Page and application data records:
================

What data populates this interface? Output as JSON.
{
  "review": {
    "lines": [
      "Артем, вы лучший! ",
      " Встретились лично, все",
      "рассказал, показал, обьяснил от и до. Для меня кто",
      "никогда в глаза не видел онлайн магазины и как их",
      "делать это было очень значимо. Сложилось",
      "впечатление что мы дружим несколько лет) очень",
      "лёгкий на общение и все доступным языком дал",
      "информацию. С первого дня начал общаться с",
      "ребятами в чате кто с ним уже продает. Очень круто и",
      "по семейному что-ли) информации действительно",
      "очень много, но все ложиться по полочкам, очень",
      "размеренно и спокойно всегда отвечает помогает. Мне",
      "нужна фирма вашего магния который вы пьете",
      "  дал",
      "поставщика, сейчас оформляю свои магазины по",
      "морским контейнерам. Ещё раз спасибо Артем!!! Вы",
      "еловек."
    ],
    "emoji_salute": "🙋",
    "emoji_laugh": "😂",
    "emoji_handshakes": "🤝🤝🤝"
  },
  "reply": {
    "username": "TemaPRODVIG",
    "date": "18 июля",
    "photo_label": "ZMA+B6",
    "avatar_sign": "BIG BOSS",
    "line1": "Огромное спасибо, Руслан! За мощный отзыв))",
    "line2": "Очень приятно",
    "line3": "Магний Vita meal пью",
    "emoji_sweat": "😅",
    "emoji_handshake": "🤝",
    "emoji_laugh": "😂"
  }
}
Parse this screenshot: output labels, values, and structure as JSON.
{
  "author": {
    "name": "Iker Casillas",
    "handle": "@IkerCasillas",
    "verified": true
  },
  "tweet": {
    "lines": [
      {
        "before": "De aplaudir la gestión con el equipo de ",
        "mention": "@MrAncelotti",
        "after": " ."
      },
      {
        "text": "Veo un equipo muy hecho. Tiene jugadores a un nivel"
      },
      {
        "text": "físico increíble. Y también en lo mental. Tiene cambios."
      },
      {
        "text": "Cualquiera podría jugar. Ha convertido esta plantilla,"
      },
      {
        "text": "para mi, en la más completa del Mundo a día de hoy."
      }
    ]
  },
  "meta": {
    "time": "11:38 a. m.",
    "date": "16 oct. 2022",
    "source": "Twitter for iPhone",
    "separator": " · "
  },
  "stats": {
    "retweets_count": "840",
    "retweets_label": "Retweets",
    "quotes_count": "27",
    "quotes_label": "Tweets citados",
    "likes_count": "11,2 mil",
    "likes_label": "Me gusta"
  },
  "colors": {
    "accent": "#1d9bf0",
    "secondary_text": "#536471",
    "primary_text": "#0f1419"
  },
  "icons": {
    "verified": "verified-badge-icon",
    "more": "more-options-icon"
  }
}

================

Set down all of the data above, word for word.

What data populates this interface? Output as JSON.
{
  "review": {
    "lines": [
      "Артем, вы лучший! ",
      " Встретились лично, все",
      "рассказал, показал, обьяснил от и до. Для меня кто",
      "никогда в глаза не видел онлайн магазины и как их",
      "делать это было очень значимо. Сложилось",
      "впечатление что мы дружим несколько лет) очень",
      "лёгкий на общение и все доступным языком дал",
      "информацию. С первого дня начал общаться с",
      "ребятами в чате кто с ним уже продает. Очень круто и",
      "по семейному что-ли) информации действительно",
      "очень много, но все ложиться по полочкам, очень",
      "размеренно и спокойно всегда отвечает помогает. Мне",
      "нужна фирма вашего магния который вы пьете",
      "  дал",
      "поставщика, сейчас оформляю свои магазины по",
      "морским контейнерам. Ещё раз спасибо Артем!!! Вы",
      "еловек."
    ],
    "emoji_salute": "🙋",
    "emoji_laugh": "😂",
    "emoji_handshakes": "🤝🤝🤝"
  },
  "reply": {
    "username": "TemaPRODVIG",
    "date": "18 июля",
    "photo_label": "ZMA+B6",
    "avatar_sign": "BIG BOSS",
    "line1": "Огромное спасибо, Руслан! За мощный отзыв))",
    "line2": "Очень приятно",
    "line3": "Магний Vita meal пью",
    "emoji_sweat": "😅",
    "emoji_handshake": "🤝",
    "emoji_laugh": "😂"
  }
}
Parse this screenshot: output labels, values, and structure as JSON.
{
  "author": {
    "name": "Iker Casillas",
    "handle": "@IkerCasillas",
    "verified": true
  },
  "tweet": {
    "lines": [
      {
        "before": "De aplaudir la gestión con el equipo de ",
        "mention": "@MrAncelotti",
        "after": " ."
      },
      {
        "text": "Veo un equipo muy hecho. Tiene jugadores a un nivel"
      },
      {
        "text": "físico increíble. Y también en lo mental. Tiene cambios."
      },
      {
        "text": "Cualquiera podría jugar. Ha convertido esta plantilla,"
      },
      {
        "text": "para mi, en la más completa del Mundo a día de hoy."
      }
    ]
  },
  "meta": {
    "time": "11:38 a. m.",
    "date": "16 oct. 2022",
    "source": "Twitter for iPhone",
    "separator": " · "
  },
  "stats": {
    "retweets_count": "840",
    "retweets_label": "Retweets",
    "quotes_count": "27",
    "quotes_label": "Tweets citados",
    "likes_count": "11,2 mil",
    "likes_label": "Me gusta"
  },
  "colors": {
    "accent": "#1d9bf0",
    "secondary_text": "#536471",
    "primary_text": "#0f1419"
  },
  "icons": {
    "verified": "verified-badge-icon",
    "more": "more-options-icon"
  }
}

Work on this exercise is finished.